#### [Exercise instructions]
Where does the string "レディース" occur in the records? Copy each line that holds it.

#### [Given records]

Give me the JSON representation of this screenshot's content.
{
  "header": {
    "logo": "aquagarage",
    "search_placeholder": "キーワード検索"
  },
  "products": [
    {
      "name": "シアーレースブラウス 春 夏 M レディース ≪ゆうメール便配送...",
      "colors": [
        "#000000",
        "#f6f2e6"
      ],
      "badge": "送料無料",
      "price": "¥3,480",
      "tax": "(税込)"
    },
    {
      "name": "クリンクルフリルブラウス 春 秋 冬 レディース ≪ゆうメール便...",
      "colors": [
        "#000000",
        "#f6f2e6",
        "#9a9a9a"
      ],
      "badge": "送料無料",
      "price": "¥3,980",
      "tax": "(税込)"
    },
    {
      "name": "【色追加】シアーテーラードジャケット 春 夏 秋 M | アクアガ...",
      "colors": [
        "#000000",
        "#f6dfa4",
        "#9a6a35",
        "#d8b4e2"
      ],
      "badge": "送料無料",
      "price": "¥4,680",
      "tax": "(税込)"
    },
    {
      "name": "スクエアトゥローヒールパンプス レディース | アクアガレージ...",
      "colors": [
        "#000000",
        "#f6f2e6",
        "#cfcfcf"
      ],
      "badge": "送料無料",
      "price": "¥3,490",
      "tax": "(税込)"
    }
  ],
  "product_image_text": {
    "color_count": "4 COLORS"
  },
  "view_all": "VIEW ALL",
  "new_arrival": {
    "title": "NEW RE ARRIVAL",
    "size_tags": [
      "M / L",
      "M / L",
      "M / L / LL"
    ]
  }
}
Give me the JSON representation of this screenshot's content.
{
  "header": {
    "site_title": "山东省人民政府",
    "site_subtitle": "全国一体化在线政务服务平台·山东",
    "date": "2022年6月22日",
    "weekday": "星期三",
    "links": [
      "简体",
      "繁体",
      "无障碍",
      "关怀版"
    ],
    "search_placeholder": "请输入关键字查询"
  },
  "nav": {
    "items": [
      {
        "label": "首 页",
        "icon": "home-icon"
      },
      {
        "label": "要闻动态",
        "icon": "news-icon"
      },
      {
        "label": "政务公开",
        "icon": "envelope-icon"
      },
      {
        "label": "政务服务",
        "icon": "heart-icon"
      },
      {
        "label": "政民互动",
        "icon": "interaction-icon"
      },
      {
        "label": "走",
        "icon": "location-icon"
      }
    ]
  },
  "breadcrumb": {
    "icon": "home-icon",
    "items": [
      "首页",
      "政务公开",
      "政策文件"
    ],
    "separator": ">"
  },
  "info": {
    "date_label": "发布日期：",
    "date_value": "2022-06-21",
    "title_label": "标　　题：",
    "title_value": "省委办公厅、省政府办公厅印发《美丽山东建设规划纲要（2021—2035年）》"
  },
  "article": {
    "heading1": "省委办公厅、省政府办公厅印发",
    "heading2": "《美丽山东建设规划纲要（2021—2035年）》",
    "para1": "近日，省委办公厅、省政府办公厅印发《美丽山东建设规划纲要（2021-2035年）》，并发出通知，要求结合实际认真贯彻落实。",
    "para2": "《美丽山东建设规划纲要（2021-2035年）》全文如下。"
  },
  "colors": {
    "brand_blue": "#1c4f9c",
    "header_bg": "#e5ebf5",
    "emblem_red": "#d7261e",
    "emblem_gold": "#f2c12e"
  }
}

#### [Result]
      "name": "シアーレースブラウス 春 夏 M レディース ≪ゆうメール便配送...",
      "name": "クリンクルフリルブラウス 春 秋 冬 レディース ≪ゆうメール便...",
      "name": "スクエアトゥローヒールパンプス レディース | アクアガレージ...",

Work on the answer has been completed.